There is probably no greater voice describing Texas politics than the late Molly Ivins. Using her sharp wit, she wove tales of just how interesting the Texas political scene and those who represented the people in the lege as she called it. I can only imagine what she would have written in her column about the session of the Texas Legislature that just concluded, but would have been amusing to say the least.
Even if we didn’t pay attention to Rick Perry preening for the cameras and flirting with the Republican rank and file about possibly putting his hat in the ring and make a run for President in 2012, Texas politics has been nothing but interesting since the lege closed up shop and headed home for a couple years. Most of the action on the part of the Democratic Party and their propensity to form a circular firing squad.

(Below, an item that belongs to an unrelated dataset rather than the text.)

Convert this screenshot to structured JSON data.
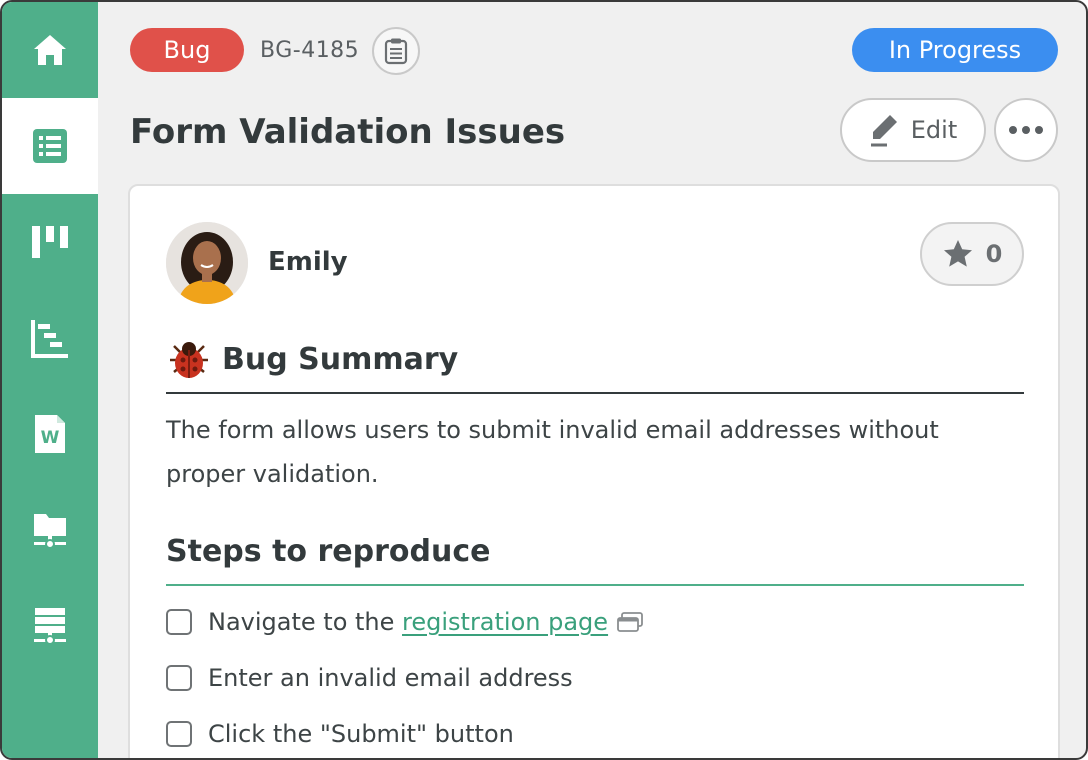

Since the days where free wheelin’ Tom DeLay had been spreading Jack Abramoff’s money around, the Republicans in the state of Texas have been trying to get rid of Lloyd Doggett. Lloyd Doggett had been representing the capital city of Austin for many years and was a source of constant irritation to Tom DeLay and the rest of the Texas caucus. His voting record is stellar, getting high marks from NAACP, ACLU, and civil and gay rights organizations. Though probably not on the NRA’s Christmas card list, and that might be what irked Tommy DeLay. Doggett Survived the 2003 redistricting that was supposed to oust him, and now it 2011 the lege was going to try and have at it again.
After the district maps came out Lloyd Doggett became resigned to run in, if the plan is approved, in the newly created 35th district, that stretches from San Antonio through southern Austin along the I-35 Corridor. Now the fun begins.
Joaquin Castro, one of the rising stars of the Texas Democratic Party decides he wants to run for Congress. Does he pick, either of the two incumbent Republicans whose districts include parts of San Antonio? Of course not, he declares to run against the most progressive and solid Dem in the Texas Caucus. The fervor that the Texas Republicans have shown in their efforts to oust Doggett from Congress speaks volumes about good of a Democratic soldier he is. To choose to run against him and make his path to re-election that much more difficulty, is in effect doing the bidding of the Republican party. So instead of keeping a good soldier in Congress and targeting one of your own, the Texas Dems opt for the circular firing squad, results be damned.
Doggett Survived the 2003 redistricting that was supposed to oust him, let us hope a rising Democratic star doesn’t accomplish what Tom DeLay tried to do 8 years ago.